▸ Task objective:
Some lines in the listing hold the word "true". Return each of them.

....................

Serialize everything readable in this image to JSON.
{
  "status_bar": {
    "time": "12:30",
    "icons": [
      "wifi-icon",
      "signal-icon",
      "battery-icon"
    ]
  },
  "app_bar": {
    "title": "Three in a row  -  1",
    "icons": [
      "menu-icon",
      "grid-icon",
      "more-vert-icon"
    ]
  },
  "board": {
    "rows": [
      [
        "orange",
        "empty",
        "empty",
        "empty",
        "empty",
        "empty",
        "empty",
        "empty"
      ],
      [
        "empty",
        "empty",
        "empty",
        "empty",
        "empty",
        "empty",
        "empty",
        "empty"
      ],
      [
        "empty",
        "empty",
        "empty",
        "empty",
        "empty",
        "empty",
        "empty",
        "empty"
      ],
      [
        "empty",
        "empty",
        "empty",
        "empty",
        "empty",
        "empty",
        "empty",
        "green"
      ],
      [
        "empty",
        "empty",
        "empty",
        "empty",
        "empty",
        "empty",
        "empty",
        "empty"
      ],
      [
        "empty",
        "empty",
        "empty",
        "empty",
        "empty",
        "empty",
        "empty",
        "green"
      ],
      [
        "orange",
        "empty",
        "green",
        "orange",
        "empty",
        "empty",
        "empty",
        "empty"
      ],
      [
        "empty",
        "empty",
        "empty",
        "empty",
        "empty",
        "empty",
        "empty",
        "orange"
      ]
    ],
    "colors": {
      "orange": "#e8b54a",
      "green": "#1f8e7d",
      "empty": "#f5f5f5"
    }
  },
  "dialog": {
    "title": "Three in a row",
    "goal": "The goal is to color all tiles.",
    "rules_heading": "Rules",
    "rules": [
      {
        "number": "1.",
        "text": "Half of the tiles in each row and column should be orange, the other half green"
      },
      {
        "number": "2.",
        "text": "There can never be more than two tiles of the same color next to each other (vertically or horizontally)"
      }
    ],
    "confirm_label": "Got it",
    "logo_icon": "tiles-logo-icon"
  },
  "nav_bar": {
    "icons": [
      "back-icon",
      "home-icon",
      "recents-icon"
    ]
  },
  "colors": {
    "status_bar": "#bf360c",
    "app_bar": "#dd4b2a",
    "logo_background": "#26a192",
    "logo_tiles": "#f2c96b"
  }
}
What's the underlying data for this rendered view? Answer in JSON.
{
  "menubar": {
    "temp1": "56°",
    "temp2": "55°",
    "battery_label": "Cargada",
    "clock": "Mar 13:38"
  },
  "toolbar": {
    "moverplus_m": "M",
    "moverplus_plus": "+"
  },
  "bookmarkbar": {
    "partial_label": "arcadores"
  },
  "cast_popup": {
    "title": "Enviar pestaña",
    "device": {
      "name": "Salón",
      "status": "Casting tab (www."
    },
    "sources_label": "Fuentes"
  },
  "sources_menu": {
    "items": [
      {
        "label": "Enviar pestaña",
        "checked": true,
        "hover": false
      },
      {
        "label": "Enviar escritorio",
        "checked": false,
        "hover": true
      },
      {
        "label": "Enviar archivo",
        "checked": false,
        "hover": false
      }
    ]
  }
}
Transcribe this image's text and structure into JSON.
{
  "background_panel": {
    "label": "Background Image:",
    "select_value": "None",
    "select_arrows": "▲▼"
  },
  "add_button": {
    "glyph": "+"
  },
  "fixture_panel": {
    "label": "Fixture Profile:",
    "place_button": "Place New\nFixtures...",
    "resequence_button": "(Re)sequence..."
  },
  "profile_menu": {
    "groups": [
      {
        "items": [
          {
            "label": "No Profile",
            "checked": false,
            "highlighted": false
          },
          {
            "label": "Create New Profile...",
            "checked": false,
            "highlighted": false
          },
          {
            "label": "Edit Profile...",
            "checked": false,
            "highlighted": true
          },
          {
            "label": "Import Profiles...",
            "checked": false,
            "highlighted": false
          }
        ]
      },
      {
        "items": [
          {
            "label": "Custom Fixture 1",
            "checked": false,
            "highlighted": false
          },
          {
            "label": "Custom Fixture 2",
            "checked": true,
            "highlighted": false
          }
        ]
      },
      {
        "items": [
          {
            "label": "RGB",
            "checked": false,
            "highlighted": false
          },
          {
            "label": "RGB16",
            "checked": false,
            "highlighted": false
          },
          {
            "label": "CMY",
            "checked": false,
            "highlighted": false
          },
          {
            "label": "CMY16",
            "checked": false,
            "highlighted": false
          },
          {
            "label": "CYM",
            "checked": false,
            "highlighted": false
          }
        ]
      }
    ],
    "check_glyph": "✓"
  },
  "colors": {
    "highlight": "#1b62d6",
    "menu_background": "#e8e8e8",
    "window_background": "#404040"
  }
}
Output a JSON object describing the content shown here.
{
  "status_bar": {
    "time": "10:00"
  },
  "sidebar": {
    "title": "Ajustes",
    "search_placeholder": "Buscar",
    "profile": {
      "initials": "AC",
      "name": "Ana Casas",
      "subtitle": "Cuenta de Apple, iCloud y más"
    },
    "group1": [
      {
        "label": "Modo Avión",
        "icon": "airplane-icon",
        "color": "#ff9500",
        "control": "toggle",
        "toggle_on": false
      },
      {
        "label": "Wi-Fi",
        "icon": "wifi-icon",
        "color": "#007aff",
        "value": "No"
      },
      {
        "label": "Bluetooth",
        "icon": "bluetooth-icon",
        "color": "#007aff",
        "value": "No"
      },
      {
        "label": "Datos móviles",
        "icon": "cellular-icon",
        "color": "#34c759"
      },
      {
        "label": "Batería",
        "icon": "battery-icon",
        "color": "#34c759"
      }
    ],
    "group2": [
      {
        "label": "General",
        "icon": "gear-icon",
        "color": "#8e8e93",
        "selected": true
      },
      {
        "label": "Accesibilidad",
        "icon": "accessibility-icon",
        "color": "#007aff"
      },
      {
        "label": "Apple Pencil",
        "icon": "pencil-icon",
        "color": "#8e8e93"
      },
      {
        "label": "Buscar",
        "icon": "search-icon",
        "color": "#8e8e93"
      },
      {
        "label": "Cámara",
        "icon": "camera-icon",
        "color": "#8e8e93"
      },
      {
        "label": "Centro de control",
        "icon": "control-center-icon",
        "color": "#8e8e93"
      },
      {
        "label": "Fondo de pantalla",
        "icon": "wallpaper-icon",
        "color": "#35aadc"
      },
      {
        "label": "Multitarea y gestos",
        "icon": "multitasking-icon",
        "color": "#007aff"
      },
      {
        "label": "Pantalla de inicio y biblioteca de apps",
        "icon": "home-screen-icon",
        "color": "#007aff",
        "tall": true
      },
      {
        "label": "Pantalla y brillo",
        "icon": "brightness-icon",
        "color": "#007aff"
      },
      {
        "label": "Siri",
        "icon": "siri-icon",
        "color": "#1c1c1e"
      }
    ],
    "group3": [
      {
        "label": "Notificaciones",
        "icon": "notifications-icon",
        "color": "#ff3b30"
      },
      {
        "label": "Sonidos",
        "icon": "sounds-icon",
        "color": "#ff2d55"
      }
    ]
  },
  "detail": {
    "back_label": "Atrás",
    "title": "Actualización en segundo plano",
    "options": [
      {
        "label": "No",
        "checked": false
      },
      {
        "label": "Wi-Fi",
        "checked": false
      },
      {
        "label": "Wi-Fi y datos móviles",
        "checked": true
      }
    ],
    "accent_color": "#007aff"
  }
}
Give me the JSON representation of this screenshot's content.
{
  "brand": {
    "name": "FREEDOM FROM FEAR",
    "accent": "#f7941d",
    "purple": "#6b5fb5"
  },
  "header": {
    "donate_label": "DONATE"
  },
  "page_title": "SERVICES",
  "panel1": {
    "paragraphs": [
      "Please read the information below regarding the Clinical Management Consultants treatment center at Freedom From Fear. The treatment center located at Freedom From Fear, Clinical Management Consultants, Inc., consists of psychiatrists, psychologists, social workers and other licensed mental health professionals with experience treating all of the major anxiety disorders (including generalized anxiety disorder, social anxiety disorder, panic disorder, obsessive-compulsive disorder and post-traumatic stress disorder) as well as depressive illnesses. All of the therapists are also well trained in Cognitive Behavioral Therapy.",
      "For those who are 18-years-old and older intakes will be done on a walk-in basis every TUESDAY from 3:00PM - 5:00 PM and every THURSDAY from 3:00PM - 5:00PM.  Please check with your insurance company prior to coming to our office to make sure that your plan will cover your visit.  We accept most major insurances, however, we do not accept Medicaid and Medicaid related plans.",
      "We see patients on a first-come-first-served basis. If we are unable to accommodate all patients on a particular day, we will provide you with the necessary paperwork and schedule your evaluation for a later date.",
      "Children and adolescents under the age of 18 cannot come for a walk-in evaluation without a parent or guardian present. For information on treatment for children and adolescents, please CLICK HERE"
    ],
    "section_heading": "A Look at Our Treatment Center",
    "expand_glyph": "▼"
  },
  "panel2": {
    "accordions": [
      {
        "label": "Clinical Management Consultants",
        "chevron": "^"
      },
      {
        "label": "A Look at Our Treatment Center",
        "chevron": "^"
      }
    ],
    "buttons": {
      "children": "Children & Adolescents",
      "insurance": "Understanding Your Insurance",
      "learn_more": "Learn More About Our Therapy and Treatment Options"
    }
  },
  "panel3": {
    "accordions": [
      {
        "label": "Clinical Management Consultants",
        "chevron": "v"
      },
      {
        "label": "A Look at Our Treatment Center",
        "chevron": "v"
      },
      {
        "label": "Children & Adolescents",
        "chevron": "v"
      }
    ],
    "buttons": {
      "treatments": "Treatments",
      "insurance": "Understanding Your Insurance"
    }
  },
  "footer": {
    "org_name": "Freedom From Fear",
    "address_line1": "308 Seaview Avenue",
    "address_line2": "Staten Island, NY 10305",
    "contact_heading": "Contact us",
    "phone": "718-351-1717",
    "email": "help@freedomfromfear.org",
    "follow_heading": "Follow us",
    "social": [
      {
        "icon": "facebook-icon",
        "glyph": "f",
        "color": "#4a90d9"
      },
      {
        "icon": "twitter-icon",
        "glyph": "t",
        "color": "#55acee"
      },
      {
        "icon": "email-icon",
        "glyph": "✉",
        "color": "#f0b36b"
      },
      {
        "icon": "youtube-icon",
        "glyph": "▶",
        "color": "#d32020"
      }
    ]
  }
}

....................

▸ Task solution:
        "checked": true,
        "hover": true
            "highlighted": true
            "checked": true,
        "selected": true
        "tall": true
        "checked": true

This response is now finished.